Contributed by Blaire Cahn
May a creditor collect postpetition interest from a non-debtor party even if section 502(b)(2) of the Bankruptcy Code prohibits the creditor from asserting such a claim for “unmatured interest” against the bankruptcy estate? If the creditor is in the Ninth Circuit, it may do so under a recent, albeit non-precedential, decision stemming from the Washington Group International chapter 11 cases.
The Ninth Circuit’s decision contains a limited discussion of the underlying facts, although those are set out in more detail in the decision of the Nevada District Court, whose order the Ninth Circuit affirmed. Prior to the commencement of the Washington Group debtors’ chapter 11 cases, one of the debtor’s subcontractors sued the debtor for damages arising from the debtor’s allegedly wrongful termination of the subcontract. The subcontractor ultimately prevailed and was awarded more than $15 million in damages against the debtor.
After the subcontractor collected a portion of the judgment from a supersedeas surety, the debtor’s Plan Committee requested that the bankruptcy court direct the subcontractor to seek collection first from a third party who was derivatively responsible for the debtor’s obligations.
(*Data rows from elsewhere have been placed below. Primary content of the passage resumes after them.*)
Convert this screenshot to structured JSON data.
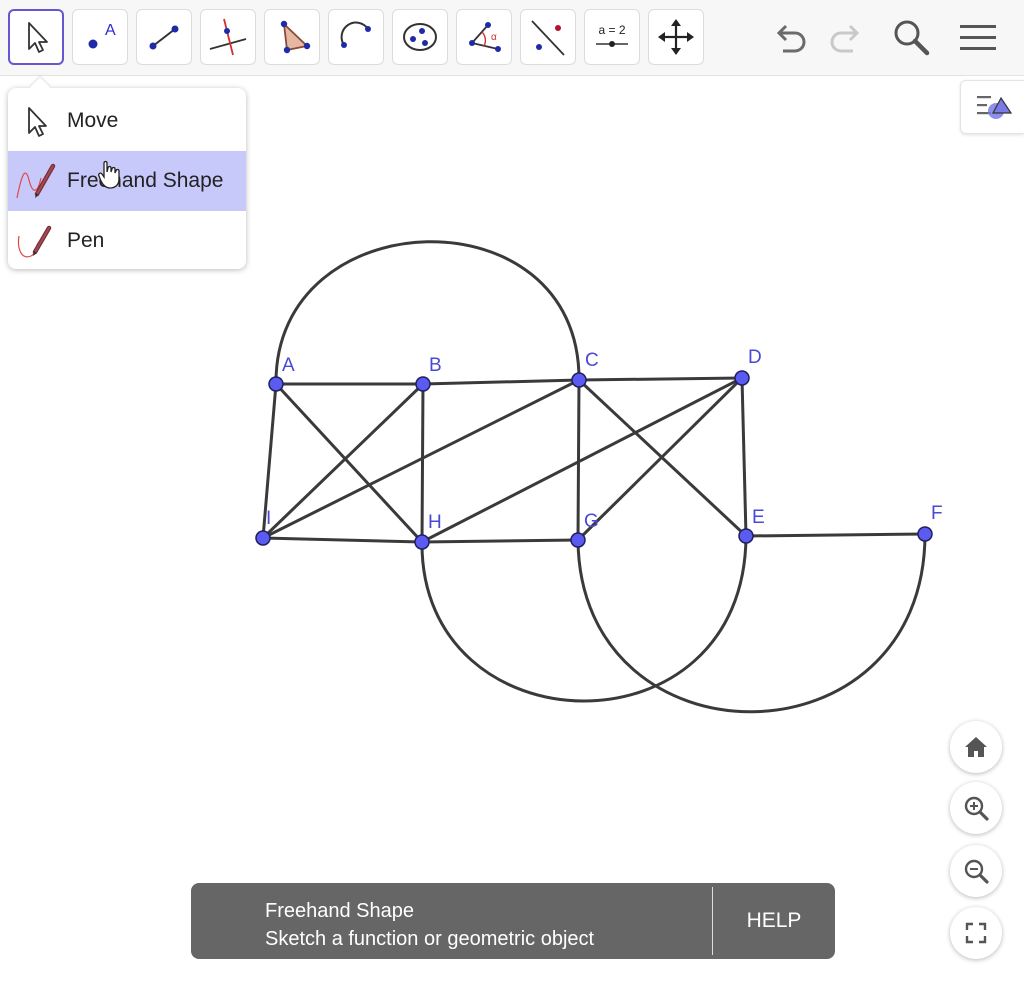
{
  "toolbar": {
    "tools": [
      {
        "icon": "move-arrow-icon"
      },
      {
        "icon": "point-icon",
        "letter": "A"
      },
      {
        "icon": "segment-icon"
      },
      {
        "icon": "perpendicular-line-icon"
      },
      {
        "icon": "polygon-icon"
      },
      {
        "icon": "circular-arc-icon"
      },
      {
        "icon": "ellipse-icon"
      },
      {
        "icon": "angle-icon",
        "letter": "α"
      },
      {
        "icon": "reflect-about-line-icon"
      },
      {
        "icon": "slider-icon",
        "label": "a = 2"
      },
      {
        "icon": "move-graphics-view-icon"
      }
    ],
    "right_icons": [
      "undo-icon",
      "redo-icon",
      "search-icon",
      "menu-icon"
    ]
  },
  "menu": {
    "items": [
      {
        "label": "Move",
        "icon": "move-arrow-icon"
      },
      {
        "label": "Freehand Shape",
        "icon": "freehand-shape-icon",
        "active": true
      },
      {
        "label": "Pen",
        "icon": "pen-icon"
      }
    ]
  },
  "points": [
    {
      "label": "A"
    },
    {
      "label": "B"
    },
    {
      "label": "C"
    },
    {
      "label": "D"
    },
    {
      "label": "E"
    },
    {
      "label": "F"
    },
    {
      "label": "G"
    },
    {
      "label": "H"
    },
    {
      "label": "I"
    }
  ],
  "colors": {
    "point_fill": "#5b5bf2",
    "point_stroke": "#1f1f5e",
    "label": "#4a48d6",
    "line": "#3a3a3a",
    "selected_tool_border": "#6557d2",
    "menu_active_bg": "#c8c9fb",
    "help_bg": "#666666"
  },
  "zoom_controls": [
    "home-icon",
    "zoom-in-icon",
    "zoom-out-icon",
    "fullscreen-icon"
  ],
  "help": {
    "title": "Freehand Shape",
    "description": "Sketch a function or geometric object",
    "button": "HELP"
  }
}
Not only did the bankruptcy court grant the Plan Committee’s motion, but it also rejected the subcontractor’s argument that it was permitted to recover postpetition interest from the third party; instead, the bankruptcy court limited the amount that the subcontractor could collect from the non-debtor third party to principal only. The district court overturned the decision of the bankruptcy court.
The Ninth Circuit found that, although section 502(b)(2) protects the bankruptcy estate from claims for unmatured interest, this protection does not extend to third parties. Quoting Bruning v. United States, the court noted that “[t]he basic reasons for the rule denying post-petition interest as a claim against the bankruptcy estate are the avoidance of unfairness as between competing creditors and the avoidance of administrative inconvenience” and concluded that the reasons cited in Bruning did not apply in this case. Collecting postpetition interest from a non-debtor third party would not harm the debtor’s creditors and would not cause any administrative inconvenience for the debtor’s estate. Moreover, the court found that the “mere possibility” that the third party could not or would not satisfy the full amount owed to the subcontractor is not sufficient to bar the subcontractor from asserting a claim for postpetition interest against the third party. The court pointed out that section 502(b)(2) is a “rule of distribution” that does not change the “interest bearing quality of the claim.”
Judge Watford, in a concurring opinion, addressed the possibility that the subcontractor’s claim might not be fully satisfied by the third party. In that situation, how does one calculate the subcontractor’s deficiency claim against the debtor? Ignoring the general principle that a creditor may assert the full value of its claim (in this case, the full principal amount) against a debtor so long as it does not receive greater than a 100% recovery, Judge Watford stated that, in such a circumstance, the subcontractor could not allocate any funds received from the third party to postpetition interest, but instead would have to subtract any funds received from the third party from the principal amount of its claim against the debtor. Judge Watford reasoned that not doing so effectively could circumvent the prohibition on unmatured interest set forth in section 502(b)(2). Notably, as support for his reasoning, Judge Watford cites In re National Energy & Gas Transmission, Inc., 492 F.3d 297, 302-303 (4th Cir. 2007), which addressed the situation in which the creditor recovered nominally the full amount of its claim from a third party, but still asserted a deficiency claim against the debtor because it applied a portion of the recovery from the third party to postpetition interest. In that situation, the Fourth Circuit concluded that the creditor was asserting a claim for disallowed postpetition interest against the debtor.
This case is an example of the strong protections offered by the Bankruptcy Code to debtors. Moreover, it illustrates that because such protections do not necessarily alter the liability of a non-debtor third party, the limited recourse that creditors may have as against a debtor does not necessarily apply to a non-debtor entity.